So, in a way, the question might be phrased: "Why do we represent the word /ðəʊ/ similarly to the way we represent the word /tʌf/?". The answer is very complicated. The short answer to the question is that English doesn't have a good correspondence between the sound and the spelling of words - because of the history of the language, the history of printing, and the fact that certain words change their sounds depending on stress.
I've heard some native English speakers say that they can pronounce any new word they see without having heard it before, but they can't. A simple way to show that this claim isn't true, is to take the Original Poster's letter cluster : -ough
This can have nine different pronunciations in English. Here are some example words and pronunciations:
What this shows is that we use -ough to represent all kinds of different sounds in English. There's no way for a speaker who hasn't seen a particular -ough word before to know what the pronunciation of the word will be. There is no principled way to justify this in modern English. It's mostly down to historical accident.
I'm afraid that I don't know the historical reasons why the current English word /ðəʊ/ is spelled the similarly to /tʌf/, but I'm sure someone here can help. What I do know is that there's little intuitive rhyme or reason for the spelling of a lot of English words. So, to kind of answer the Original Poster's question more directly, if there was a homograph of the word though, it might well be pronounced /ðʌf/!
The two words have totally different histories. Without going into the English line of development it is possible to show this by comparison with German.
though/although is related to German doch/jedoch. http://www.etymonline.com/index.php?allowed_in_frame=0&search=though&searchmode=none

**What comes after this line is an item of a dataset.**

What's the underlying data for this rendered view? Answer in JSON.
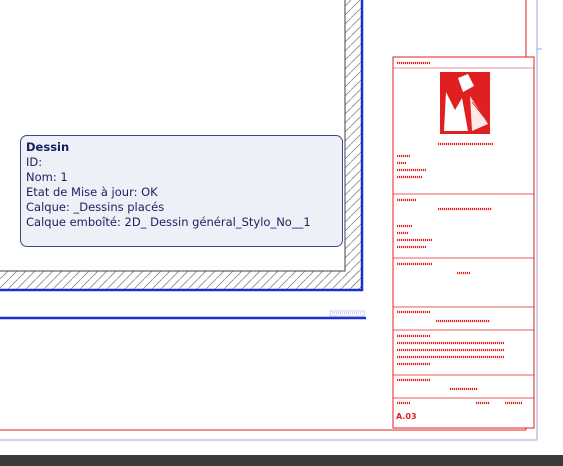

tough is related to zäh, Bavarian zach /tsa:ch/.http://www.etymonline.com/index.php?allowed_in_frame=0&search=tough&searchmode=none